Healthy, Wealthy, and Wise: Living Ethically in the Light of the Bible
Luke 12:35-40; 1 Timothy 5:17-25; Proverbs 4:20-27; Nehemiah 11
Proverbs 1-9 contain a series of poems exhorting the reader to pursue wisdom. These lay the general framework before getting into the details of later proverbs. Today’s poem uses the imagery of the body to point to the importance of our hearts. ‘Above all else, guard your heart’ (v. 23). The verses before this describe what enters the heart, and the verses afterwards, what flows from it. To be wise, we must shape and protect our hearts.

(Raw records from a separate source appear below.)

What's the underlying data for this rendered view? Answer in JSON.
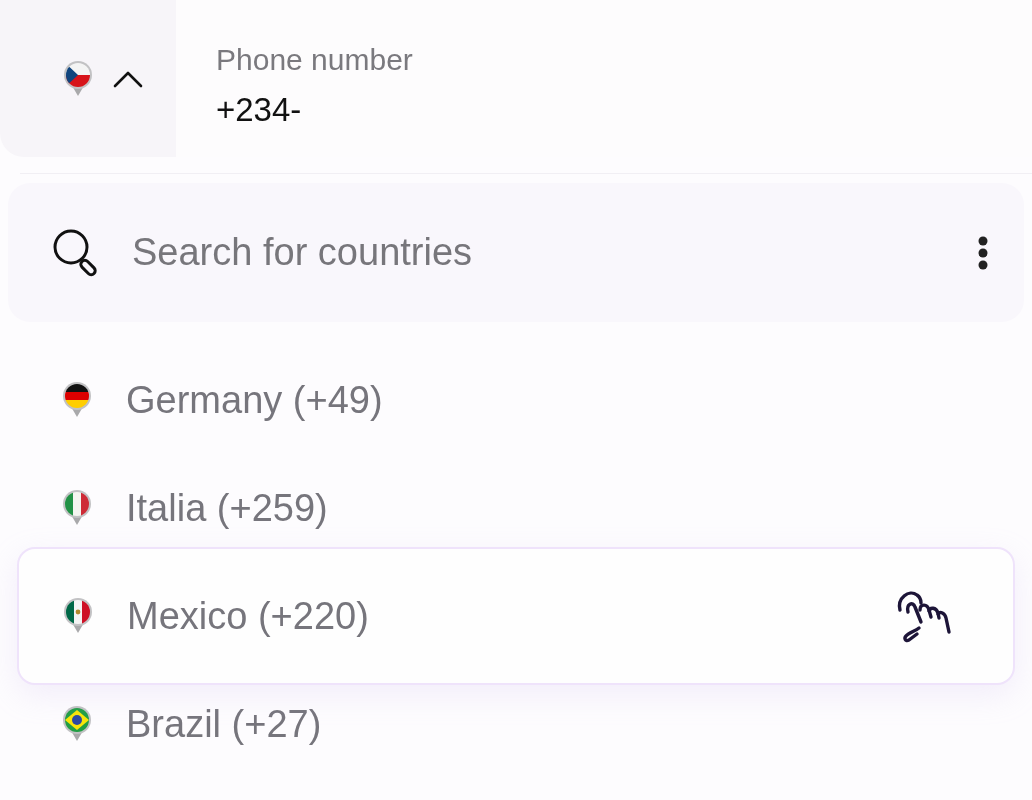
{
  "phone_field": {
    "country_picker": {
      "kind": "czech",
      "expanded": true
    },
    "label": "Phone number",
    "value": "+234-"
  },
  "search": {
    "placeholder": "Search for countries"
  },
  "countries": [
    {
      "kind": "germany",
      "label": "Germany (+49)",
      "selected": false
    },
    {
      "kind": "italy",
      "label": "Italia (+259)",
      "selected": false
    },
    {
      "kind": "mexico",
      "label": "Mexico (+220)",
      "selected": true
    },
    {
      "kind": "brazil",
      "label": "Brazil (+27)",
      "selected": false
    }
  ]
}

The Hebrew term for heart is its most important word about humans, but there is no precise equivalent in English. The heart controls the whole body and is the centre of the intellect, emotions and will. It is central to our desires and our spiritual functioning. The way the heart is inclined leads to good or bad decisions. It is central to our ethics ‘for everything you do flows from it’ (v. 23).
The heart is also malleable, being shaped from outside us, but also shaping how we interact with the outside world. Our eyes and ears are gateways to the heart (v. 20-21), and at the same time our hearts decide what we hear and see (v. 25). Likewise, our words arise from our hearts (v. 24) and they set the course for our life (v. 26). The heart is the control centre of our being. Hence the importance of carefully monitoring what we allow into our hearts through our eyes, ears, affections, mind or spirit. If we are interested in ethics, we must be concerned about our hearts (Matthew 15:19).

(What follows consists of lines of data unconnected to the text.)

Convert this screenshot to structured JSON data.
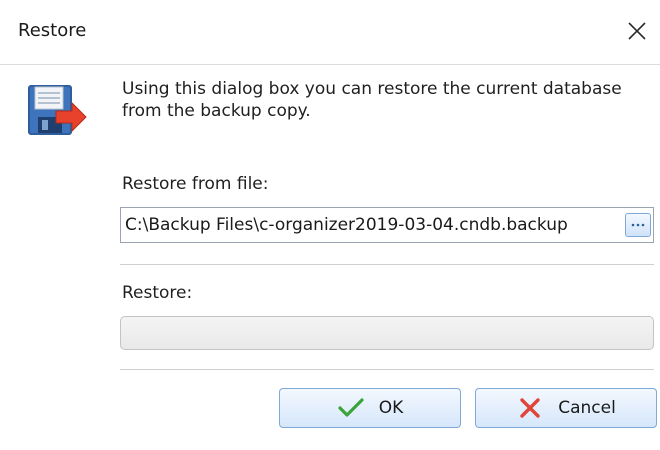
{
  "window": {
    "title": "Restore",
    "close_icon": "close-icon"
  },
  "dialog": {
    "icon": "restore-database-icon",
    "description": "Using this dialog box you can restore the current database from the backup copy.",
    "file_label": "Restore from file:",
    "file_value": "C:\\Backup Files\\c-organizer2019-03-04.cndb.backup",
    "browse_icon": "ellipsis-icon",
    "progress_label": "Restore:",
    "progress_value": 0
  },
  "buttons": {
    "ok_label": "OK",
    "ok_icon": "checkmark-icon",
    "cancel_label": "Cancel",
    "cancel_icon": "x-icon"
  },
  "colors": {
    "button_border": "#7fa9d9",
    "ok_check": "#3aa43a",
    "cancel_x": "#e0443a",
    "icon_arrow": "#e8412c",
    "icon_disk": "#2f5e9e"
  }
}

Going beyond listening to the father’s words and seeking wisdom, this poem adds the importance of retaining what has been learned. Wisdom can slip away if we are not diligent. We must retain the words received, guard our hearts that have been shaped, keep our mouths free of perversity and corruption, watch where our eyes wander, and carefully watch our walks. Wisdom is not something learned once and stockpiled for later. Our hearts need on-going nutrition and exercise. Without good food, the heart grows sick and callous; without walking on the right path, our hearts waver and lose direction.

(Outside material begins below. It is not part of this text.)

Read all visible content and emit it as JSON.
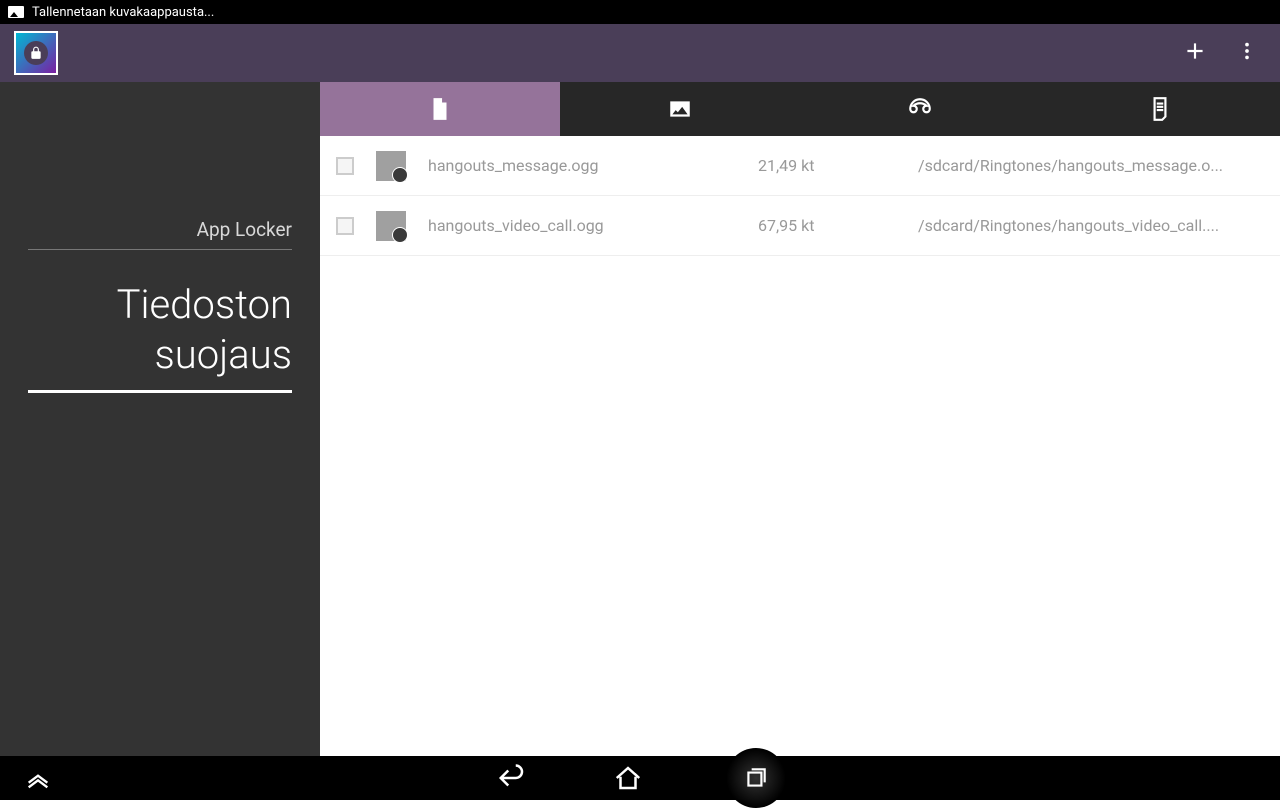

For those who guard their hearts, the Proverbs promise life (v. 22). As in English, the Hebrew term for ‘life’ has many meanings. Most often in Proverbs it refers to the abundant life of health, prosperity and the good opinion of others, in addition to physical life. This is the abundant life offered by Jesus (John 10:10). We find health for our whole body, a restoration to a former state of well-being. Physical health is included here, as God is concerned about this. We see this in Paul’s advice to Timothy to drink a little wine for his health (1 Timothy 5:23). The health of Proverbs arises from a life lived in relationship with God that goes well beyond our physical health, and includes our mental, emotional and spiritual well-being.